What you should do —
Go through the entries below and work out how many lines include "JSON". Answer with the number only.

Records for this exercise —
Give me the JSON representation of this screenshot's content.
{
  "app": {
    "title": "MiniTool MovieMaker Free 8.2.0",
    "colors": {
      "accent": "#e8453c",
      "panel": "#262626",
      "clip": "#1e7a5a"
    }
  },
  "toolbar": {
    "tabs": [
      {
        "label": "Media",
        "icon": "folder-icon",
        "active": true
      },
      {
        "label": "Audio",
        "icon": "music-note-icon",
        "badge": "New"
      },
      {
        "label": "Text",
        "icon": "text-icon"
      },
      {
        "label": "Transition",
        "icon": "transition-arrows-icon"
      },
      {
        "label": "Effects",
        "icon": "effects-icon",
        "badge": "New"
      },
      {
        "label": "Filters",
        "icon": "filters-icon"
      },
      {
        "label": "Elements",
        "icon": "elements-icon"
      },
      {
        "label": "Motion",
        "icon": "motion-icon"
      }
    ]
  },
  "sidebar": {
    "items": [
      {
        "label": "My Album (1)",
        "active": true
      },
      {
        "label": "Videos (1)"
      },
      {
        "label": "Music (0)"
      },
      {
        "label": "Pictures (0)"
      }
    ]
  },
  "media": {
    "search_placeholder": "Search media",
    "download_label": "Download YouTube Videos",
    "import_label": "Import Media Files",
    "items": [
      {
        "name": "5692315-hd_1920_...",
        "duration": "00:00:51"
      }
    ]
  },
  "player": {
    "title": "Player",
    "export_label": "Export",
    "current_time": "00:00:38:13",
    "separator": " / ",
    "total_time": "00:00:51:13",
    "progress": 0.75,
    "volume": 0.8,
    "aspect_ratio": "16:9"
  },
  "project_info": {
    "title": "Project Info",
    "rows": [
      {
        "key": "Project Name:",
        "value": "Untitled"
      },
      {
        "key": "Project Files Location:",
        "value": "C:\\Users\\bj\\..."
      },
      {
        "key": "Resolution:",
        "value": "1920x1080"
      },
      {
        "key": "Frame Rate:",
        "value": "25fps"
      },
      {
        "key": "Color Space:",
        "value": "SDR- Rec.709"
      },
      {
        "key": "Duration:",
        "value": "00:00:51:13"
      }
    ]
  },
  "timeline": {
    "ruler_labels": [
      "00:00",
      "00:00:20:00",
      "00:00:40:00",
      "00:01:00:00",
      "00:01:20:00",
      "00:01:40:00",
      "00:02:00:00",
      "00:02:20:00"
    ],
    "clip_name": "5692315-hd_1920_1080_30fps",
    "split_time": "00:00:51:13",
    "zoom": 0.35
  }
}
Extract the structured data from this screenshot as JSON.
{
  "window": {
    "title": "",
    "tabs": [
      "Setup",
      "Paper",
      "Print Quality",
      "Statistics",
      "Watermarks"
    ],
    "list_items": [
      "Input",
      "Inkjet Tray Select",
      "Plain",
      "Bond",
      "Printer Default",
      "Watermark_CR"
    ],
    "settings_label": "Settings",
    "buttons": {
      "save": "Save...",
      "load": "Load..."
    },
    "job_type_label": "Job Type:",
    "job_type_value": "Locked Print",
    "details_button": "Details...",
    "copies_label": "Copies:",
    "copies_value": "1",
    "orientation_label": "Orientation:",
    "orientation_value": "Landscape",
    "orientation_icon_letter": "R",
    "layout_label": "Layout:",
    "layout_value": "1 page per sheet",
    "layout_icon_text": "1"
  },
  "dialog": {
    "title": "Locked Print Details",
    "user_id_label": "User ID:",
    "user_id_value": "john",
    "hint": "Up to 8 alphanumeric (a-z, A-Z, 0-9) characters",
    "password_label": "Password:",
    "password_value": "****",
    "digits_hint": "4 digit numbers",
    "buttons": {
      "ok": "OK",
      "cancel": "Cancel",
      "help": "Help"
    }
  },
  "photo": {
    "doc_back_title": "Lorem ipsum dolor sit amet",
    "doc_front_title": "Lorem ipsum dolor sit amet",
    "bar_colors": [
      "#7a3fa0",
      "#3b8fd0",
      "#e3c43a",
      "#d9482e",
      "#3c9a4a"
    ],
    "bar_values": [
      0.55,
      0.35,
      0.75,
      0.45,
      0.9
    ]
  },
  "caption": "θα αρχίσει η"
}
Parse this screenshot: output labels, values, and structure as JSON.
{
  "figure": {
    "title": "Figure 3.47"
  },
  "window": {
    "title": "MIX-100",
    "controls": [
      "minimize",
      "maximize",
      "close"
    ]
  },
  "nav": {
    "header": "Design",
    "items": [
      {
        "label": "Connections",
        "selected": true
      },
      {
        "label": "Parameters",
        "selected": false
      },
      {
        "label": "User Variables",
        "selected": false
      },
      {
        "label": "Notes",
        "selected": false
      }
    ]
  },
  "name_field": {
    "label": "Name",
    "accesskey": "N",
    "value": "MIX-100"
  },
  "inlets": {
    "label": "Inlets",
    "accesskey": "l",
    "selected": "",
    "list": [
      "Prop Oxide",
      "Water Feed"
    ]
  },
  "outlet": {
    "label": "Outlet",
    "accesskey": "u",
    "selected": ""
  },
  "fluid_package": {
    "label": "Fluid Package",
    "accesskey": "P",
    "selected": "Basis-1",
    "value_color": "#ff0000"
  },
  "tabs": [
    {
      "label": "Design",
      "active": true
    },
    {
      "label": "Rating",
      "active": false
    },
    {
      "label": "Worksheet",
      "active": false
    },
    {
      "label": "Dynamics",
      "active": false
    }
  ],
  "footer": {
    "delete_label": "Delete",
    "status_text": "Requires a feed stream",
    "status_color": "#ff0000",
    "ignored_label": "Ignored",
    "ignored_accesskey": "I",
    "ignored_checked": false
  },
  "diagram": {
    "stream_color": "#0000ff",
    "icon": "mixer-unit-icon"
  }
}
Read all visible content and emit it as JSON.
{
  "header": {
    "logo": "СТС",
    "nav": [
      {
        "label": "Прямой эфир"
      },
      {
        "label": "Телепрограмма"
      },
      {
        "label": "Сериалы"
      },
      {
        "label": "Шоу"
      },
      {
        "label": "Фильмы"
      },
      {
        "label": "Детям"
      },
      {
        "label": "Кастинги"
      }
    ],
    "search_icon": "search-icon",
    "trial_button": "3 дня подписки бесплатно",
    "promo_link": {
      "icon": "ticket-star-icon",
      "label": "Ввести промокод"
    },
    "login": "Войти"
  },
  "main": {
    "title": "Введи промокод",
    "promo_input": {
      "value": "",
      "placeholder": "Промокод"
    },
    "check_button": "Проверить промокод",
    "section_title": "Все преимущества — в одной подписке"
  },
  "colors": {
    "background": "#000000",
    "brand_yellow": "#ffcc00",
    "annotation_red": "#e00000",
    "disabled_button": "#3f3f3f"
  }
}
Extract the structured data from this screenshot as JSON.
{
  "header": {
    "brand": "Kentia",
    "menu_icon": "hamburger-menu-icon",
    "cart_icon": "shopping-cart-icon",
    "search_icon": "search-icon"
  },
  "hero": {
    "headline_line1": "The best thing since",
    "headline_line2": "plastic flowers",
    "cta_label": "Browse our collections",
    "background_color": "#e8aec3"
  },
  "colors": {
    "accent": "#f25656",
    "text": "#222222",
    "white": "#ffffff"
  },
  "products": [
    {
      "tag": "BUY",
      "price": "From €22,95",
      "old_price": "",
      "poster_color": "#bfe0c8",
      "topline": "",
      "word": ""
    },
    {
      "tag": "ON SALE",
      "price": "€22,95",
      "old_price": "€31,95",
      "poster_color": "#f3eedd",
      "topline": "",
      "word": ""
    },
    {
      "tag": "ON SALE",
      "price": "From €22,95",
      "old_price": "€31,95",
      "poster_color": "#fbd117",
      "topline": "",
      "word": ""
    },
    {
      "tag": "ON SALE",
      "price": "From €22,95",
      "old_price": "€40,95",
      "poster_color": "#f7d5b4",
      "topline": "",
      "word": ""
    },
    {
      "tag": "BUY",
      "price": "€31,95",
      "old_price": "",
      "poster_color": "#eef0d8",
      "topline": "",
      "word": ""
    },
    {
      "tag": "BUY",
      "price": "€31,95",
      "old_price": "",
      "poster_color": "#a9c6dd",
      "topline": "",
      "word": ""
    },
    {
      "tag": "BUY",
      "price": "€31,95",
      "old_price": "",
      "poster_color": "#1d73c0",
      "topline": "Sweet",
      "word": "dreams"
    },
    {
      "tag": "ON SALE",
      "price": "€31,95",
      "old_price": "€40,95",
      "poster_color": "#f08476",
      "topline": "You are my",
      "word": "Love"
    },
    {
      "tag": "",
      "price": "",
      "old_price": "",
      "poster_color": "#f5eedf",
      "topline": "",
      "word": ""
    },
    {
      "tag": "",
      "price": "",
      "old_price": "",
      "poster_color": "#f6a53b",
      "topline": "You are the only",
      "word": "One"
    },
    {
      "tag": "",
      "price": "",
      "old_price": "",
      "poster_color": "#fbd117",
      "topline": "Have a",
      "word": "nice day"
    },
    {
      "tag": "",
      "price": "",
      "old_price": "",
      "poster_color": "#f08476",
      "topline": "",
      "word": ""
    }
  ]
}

Exercise result —
5